▸ **What the task asks**:
Which lines in the entries below contain the string "plus"? Show each of them in full.

START Records provided

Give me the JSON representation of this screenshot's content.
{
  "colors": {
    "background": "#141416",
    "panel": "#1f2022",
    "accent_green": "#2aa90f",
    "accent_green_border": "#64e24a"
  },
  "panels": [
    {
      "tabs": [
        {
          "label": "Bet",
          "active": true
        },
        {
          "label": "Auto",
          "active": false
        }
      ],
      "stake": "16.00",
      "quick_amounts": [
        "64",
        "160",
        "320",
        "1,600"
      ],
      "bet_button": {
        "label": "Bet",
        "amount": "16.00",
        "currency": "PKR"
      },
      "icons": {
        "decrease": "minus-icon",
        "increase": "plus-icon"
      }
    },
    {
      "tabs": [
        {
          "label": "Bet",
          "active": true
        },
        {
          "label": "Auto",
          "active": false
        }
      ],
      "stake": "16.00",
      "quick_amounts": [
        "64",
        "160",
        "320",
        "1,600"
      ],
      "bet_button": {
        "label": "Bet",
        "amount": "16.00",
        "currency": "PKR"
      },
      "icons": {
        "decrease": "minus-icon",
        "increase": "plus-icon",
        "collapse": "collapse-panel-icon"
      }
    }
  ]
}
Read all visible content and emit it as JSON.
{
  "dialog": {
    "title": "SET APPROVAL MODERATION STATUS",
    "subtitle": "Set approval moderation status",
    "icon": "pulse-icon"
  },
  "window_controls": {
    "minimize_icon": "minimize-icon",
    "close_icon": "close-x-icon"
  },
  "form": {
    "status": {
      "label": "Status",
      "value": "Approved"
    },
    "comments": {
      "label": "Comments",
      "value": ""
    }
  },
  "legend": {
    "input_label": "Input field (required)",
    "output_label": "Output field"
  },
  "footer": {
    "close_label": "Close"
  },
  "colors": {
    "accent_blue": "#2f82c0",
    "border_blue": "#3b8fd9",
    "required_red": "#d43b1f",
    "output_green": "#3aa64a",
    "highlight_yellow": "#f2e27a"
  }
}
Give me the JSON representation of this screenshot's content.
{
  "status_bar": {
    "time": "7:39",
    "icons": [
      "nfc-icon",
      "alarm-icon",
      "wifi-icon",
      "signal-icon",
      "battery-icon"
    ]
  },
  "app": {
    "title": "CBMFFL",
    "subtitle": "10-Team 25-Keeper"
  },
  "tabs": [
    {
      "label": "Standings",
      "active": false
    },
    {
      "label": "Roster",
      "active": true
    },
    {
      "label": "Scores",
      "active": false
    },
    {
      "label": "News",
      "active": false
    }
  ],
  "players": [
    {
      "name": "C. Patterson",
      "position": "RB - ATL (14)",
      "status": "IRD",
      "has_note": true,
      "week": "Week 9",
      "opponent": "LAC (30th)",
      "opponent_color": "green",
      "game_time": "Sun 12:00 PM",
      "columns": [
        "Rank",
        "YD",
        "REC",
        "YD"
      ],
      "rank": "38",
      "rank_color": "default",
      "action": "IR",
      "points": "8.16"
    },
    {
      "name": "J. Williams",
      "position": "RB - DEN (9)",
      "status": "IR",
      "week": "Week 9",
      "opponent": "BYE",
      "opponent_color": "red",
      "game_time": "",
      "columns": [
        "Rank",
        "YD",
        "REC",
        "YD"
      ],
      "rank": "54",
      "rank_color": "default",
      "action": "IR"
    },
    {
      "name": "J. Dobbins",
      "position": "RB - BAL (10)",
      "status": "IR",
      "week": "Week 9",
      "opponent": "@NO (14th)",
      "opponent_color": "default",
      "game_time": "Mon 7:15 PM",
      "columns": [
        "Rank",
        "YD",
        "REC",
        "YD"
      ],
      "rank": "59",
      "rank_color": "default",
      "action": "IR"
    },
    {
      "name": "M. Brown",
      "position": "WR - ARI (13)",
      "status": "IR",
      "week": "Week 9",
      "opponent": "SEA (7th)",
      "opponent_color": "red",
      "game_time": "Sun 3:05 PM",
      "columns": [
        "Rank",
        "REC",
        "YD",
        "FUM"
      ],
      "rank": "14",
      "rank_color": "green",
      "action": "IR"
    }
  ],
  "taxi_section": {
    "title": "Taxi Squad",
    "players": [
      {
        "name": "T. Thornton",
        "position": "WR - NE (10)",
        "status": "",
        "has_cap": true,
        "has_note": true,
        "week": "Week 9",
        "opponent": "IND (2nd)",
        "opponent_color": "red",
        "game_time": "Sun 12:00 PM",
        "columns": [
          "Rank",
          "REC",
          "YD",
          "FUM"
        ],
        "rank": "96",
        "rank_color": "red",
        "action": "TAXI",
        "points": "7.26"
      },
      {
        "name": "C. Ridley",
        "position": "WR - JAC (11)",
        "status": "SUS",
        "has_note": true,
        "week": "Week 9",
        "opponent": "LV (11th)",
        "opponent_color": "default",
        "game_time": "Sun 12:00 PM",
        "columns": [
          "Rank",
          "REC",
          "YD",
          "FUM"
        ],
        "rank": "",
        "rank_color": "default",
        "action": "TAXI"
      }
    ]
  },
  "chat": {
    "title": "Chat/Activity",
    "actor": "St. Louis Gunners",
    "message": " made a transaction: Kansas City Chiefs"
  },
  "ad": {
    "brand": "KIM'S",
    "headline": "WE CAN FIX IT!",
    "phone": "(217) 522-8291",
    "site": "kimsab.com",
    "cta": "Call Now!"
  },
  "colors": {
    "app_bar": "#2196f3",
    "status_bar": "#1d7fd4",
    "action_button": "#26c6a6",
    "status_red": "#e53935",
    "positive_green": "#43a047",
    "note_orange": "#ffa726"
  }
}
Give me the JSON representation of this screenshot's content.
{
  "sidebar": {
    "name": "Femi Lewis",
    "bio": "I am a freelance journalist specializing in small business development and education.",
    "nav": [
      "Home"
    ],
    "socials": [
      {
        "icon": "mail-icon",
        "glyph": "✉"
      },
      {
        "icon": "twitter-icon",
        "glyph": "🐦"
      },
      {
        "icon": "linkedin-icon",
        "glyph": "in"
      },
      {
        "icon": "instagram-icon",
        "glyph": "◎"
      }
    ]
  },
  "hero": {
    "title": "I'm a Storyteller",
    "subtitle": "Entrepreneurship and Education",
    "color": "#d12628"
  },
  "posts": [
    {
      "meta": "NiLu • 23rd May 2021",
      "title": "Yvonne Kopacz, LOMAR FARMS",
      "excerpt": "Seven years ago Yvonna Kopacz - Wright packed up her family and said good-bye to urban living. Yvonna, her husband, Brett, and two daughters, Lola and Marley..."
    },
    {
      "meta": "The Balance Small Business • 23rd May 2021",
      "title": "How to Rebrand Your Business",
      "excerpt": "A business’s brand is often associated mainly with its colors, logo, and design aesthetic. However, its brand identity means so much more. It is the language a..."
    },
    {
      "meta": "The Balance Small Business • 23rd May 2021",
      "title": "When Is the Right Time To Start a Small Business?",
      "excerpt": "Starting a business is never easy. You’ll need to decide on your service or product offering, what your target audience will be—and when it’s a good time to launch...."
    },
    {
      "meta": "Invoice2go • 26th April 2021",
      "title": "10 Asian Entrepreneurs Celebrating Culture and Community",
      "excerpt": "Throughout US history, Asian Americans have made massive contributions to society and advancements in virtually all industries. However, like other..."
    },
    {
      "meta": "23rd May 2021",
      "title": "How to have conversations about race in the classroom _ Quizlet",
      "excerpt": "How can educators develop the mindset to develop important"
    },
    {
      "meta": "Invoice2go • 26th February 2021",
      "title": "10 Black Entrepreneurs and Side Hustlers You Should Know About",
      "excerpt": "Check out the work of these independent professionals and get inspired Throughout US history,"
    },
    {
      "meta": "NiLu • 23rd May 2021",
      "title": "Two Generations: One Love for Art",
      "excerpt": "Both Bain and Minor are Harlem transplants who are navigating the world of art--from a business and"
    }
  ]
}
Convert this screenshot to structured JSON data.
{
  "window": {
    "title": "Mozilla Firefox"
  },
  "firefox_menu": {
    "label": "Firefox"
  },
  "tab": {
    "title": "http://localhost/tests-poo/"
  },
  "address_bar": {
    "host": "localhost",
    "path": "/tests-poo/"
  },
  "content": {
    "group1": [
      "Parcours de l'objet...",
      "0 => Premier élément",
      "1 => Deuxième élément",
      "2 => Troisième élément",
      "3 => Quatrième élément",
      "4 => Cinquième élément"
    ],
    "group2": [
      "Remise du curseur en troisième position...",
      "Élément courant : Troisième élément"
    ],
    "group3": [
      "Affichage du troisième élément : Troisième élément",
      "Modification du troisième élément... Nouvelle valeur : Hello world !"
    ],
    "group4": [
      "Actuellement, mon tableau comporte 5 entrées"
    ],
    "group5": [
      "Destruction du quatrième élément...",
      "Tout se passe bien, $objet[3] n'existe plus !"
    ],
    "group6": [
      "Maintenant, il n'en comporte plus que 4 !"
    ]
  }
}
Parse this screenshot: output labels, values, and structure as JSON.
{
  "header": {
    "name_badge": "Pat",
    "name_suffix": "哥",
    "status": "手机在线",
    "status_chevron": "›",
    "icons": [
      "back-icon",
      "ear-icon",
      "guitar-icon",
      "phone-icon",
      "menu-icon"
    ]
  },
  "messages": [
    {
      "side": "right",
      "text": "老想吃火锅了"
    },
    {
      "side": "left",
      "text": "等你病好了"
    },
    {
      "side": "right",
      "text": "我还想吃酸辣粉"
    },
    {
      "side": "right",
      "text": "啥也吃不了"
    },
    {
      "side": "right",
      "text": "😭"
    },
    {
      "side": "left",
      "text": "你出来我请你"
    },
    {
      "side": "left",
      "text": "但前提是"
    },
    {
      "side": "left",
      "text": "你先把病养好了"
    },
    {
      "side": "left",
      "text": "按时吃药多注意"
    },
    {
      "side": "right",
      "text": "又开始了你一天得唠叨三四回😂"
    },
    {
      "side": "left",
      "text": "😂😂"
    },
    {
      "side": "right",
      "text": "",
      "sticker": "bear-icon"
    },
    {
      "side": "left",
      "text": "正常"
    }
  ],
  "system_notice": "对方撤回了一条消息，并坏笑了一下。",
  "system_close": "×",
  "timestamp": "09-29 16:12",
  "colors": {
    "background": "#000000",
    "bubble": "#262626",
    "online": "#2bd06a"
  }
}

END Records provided

▸ **Answer to the problem**:
        "increase": "plus-icon"
        "increase": "plus-icon",
      "Tout se passe bien, $objet[3] n'existe plus !"
      "Maintenant, il n'en comporte plus que 4 !"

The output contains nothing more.